WORK TASK> Among the entries, which lines carry the string "David"? Copy each of them.

DATA SUPPLIED>

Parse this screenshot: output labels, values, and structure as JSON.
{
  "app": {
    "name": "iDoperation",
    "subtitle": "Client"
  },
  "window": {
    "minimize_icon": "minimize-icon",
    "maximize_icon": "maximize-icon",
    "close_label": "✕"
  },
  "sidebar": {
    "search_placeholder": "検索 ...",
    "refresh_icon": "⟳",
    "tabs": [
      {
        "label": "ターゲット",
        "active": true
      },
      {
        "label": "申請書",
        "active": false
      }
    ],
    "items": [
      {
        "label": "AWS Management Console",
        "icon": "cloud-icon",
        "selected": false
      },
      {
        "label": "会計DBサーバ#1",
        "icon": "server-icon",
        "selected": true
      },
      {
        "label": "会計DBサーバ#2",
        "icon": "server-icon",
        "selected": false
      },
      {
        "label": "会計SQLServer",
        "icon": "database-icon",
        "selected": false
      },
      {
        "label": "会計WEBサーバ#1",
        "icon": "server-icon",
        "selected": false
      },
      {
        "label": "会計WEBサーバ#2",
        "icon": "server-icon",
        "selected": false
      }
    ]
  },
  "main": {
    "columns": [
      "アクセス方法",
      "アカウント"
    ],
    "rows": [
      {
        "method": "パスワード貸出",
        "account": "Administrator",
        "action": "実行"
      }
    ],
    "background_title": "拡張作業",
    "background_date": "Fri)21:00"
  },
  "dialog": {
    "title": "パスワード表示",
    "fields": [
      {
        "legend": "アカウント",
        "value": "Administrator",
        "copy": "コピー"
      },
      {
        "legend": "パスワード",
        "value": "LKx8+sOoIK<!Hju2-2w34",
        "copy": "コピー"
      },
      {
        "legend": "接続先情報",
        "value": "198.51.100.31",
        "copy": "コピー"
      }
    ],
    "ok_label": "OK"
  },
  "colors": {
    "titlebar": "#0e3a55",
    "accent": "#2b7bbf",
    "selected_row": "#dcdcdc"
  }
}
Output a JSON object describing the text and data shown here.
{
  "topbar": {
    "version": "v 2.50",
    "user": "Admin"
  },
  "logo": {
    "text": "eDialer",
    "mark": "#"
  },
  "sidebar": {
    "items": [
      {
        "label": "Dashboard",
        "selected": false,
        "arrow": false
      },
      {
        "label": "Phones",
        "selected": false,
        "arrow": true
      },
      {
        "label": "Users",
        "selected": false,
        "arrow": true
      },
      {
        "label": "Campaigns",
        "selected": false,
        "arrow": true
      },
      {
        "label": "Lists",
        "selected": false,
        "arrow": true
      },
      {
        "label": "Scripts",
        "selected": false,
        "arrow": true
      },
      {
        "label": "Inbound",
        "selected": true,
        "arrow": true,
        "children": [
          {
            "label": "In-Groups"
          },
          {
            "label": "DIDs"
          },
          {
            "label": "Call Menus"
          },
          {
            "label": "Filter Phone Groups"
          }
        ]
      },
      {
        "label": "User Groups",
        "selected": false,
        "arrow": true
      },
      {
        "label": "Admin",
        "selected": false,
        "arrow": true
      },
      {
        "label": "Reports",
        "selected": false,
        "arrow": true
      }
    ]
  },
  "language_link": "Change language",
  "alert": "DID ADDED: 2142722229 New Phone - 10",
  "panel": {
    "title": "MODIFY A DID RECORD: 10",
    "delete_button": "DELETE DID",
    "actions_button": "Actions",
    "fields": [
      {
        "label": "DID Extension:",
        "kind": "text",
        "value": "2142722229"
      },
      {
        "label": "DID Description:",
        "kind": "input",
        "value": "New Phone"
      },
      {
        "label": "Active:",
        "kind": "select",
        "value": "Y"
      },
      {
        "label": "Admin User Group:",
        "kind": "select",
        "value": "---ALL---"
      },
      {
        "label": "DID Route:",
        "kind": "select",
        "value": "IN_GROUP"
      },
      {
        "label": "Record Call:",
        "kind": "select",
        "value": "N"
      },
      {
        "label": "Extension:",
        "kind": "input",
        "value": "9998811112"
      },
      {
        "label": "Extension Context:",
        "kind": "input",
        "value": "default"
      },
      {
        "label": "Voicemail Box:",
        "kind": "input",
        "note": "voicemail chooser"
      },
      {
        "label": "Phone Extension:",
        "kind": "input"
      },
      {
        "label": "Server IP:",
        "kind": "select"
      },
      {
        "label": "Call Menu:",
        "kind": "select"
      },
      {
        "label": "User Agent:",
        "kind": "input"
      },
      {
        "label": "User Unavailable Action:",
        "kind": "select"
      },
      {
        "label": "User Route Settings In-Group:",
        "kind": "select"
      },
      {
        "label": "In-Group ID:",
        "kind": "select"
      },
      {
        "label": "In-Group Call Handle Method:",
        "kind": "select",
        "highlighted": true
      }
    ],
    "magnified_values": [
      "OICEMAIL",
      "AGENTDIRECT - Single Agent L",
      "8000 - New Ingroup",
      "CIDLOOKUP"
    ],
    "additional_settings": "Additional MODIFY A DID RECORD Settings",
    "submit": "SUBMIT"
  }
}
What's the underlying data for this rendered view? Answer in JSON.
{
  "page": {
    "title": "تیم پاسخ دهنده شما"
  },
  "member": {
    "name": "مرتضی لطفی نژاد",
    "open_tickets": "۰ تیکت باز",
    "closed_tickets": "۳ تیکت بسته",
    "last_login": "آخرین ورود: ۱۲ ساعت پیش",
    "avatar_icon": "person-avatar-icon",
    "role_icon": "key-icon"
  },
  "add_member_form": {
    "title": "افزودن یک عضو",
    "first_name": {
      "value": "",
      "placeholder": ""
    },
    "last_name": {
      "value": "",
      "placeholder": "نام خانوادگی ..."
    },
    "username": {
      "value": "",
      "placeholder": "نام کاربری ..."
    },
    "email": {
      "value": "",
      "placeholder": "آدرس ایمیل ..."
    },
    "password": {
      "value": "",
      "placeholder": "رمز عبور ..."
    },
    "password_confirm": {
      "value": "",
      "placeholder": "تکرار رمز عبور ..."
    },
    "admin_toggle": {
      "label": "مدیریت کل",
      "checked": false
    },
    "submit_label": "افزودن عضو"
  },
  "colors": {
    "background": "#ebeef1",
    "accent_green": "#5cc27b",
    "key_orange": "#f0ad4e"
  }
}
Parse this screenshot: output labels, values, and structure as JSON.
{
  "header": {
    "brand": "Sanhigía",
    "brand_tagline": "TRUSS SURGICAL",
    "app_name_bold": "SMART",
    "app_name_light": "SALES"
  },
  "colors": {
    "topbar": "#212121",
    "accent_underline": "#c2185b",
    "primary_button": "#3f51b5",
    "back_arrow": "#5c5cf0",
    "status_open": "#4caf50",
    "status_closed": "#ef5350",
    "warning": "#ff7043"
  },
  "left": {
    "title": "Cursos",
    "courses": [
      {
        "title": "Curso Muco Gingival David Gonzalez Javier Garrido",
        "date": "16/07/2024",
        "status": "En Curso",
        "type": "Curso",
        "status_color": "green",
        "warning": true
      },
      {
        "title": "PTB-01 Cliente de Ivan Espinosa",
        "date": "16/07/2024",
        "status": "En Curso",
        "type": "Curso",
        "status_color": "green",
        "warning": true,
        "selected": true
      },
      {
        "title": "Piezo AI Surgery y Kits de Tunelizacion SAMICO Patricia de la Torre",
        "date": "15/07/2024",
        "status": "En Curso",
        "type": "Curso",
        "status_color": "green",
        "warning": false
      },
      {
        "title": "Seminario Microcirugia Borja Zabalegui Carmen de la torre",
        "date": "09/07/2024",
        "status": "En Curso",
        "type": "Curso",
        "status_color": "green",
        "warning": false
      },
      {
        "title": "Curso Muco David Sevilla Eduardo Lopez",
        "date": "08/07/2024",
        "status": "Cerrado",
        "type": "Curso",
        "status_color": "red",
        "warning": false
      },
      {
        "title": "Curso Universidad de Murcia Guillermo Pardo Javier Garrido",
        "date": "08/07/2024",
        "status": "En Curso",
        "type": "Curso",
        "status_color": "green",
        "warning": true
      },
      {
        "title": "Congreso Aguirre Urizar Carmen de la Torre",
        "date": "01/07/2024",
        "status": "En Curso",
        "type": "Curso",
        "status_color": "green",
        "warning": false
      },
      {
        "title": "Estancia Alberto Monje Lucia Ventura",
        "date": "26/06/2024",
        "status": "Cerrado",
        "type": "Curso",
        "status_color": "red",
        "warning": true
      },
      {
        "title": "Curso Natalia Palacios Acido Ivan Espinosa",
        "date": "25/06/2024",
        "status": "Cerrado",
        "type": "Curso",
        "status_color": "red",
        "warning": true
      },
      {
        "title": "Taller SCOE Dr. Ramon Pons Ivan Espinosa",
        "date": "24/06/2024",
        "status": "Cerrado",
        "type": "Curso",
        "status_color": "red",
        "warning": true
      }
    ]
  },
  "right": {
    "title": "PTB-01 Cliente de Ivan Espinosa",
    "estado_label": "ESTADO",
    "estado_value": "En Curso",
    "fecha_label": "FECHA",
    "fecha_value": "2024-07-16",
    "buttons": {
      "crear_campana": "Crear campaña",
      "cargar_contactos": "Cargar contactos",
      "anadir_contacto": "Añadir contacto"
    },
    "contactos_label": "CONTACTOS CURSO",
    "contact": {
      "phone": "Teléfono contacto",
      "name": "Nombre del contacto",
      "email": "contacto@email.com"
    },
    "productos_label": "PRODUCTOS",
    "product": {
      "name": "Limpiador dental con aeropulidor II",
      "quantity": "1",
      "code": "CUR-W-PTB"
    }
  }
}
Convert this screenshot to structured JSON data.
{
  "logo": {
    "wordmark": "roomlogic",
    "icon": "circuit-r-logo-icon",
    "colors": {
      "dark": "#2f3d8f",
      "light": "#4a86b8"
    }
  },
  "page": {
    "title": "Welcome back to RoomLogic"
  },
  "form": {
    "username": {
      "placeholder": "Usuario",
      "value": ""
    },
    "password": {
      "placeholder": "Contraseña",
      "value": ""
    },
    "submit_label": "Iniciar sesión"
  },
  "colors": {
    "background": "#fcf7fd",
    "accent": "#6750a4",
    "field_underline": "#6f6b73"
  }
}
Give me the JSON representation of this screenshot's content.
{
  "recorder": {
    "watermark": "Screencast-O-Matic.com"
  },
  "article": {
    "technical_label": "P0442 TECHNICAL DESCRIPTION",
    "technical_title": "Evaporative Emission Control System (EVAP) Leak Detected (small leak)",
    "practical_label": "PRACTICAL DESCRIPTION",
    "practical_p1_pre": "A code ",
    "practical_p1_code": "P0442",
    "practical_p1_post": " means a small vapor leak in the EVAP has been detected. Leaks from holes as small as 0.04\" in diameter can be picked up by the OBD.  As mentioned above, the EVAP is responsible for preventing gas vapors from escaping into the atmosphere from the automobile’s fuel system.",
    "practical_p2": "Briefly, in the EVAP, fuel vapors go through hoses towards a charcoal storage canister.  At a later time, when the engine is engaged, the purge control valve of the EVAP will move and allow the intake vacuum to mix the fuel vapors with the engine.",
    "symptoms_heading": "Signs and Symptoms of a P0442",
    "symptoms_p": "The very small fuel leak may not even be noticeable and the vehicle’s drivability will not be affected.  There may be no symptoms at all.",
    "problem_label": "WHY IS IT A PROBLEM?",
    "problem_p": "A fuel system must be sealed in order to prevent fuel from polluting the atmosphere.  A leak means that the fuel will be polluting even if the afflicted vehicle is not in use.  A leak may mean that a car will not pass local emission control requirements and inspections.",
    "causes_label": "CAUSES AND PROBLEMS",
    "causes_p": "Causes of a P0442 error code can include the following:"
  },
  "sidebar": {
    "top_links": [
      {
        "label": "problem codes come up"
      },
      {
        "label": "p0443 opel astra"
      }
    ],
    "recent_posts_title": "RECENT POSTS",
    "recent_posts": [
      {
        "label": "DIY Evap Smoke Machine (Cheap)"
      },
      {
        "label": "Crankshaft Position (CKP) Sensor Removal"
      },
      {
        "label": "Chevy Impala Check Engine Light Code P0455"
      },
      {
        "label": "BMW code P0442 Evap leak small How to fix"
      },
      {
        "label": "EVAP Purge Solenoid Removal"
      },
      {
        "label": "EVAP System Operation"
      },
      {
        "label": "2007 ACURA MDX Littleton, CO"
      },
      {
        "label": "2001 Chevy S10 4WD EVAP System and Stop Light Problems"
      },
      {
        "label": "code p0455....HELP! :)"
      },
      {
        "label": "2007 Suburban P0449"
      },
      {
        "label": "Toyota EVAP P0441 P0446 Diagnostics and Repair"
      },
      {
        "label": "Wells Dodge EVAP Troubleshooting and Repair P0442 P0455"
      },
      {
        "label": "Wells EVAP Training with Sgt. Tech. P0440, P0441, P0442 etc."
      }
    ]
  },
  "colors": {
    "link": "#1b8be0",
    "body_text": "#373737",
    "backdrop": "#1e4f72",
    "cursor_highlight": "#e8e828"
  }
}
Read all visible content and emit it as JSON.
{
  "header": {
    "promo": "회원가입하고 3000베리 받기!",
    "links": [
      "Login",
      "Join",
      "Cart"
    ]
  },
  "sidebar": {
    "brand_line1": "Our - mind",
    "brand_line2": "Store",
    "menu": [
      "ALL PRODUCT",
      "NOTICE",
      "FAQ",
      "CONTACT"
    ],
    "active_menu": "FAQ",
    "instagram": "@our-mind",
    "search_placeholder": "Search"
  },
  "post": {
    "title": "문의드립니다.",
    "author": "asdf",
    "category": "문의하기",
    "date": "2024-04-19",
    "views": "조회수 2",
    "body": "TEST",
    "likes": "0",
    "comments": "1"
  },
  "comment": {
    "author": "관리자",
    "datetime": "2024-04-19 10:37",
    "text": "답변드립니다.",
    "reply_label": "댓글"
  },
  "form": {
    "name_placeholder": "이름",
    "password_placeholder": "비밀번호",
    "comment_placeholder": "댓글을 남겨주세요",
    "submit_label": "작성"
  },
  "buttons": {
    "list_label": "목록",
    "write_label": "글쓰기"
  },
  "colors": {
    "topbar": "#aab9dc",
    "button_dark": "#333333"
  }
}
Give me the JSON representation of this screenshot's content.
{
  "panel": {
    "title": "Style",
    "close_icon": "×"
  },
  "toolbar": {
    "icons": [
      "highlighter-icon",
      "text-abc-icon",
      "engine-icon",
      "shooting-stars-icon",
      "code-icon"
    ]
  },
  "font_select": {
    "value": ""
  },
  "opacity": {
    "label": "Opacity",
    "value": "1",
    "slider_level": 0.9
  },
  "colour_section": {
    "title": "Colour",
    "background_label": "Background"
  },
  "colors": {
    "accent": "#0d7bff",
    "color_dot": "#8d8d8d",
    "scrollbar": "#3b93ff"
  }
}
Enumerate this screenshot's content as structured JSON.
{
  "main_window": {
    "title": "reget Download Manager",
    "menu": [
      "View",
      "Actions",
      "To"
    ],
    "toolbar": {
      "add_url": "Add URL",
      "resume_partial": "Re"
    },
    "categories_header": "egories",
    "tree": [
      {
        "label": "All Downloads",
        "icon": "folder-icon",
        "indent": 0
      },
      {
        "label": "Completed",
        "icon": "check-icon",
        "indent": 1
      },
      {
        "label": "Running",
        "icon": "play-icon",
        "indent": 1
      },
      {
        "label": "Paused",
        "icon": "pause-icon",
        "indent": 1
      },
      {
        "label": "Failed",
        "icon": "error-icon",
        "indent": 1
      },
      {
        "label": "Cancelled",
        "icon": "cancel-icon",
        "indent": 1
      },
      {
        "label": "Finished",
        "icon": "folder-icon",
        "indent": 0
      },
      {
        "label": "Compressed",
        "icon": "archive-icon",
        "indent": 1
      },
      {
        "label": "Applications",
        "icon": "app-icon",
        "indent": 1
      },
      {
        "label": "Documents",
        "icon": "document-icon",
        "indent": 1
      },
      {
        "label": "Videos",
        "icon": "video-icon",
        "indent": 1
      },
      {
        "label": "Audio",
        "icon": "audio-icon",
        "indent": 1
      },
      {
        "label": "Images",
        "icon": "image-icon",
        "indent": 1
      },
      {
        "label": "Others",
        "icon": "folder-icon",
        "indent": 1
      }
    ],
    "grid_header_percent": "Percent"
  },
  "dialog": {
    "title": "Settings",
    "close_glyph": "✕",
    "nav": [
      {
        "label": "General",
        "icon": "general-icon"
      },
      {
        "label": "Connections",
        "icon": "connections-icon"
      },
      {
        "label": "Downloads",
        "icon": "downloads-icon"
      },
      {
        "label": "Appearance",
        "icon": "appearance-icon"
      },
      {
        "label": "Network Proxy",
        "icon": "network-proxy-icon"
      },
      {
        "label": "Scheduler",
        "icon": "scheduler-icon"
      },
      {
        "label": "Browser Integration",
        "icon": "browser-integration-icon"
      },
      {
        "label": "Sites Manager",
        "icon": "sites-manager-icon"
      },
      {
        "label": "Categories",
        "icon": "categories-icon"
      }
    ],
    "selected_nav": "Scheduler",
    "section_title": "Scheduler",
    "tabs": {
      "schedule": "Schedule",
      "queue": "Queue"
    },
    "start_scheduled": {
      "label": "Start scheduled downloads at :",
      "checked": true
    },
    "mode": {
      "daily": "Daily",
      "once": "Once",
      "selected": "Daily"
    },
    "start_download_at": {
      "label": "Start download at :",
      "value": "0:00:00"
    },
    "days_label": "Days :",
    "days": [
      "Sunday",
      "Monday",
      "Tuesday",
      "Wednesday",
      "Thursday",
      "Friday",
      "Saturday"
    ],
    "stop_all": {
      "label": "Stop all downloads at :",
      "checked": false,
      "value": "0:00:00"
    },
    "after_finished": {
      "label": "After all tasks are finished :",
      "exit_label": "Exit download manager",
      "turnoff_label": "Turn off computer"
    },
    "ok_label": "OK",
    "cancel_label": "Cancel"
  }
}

EXPECTED ANSWER>
        "title": "Curso Muco Gingival David Gonzalez Javier Garrido",
        "title": "Curso Muco David Sevilla Eduardo Lopez",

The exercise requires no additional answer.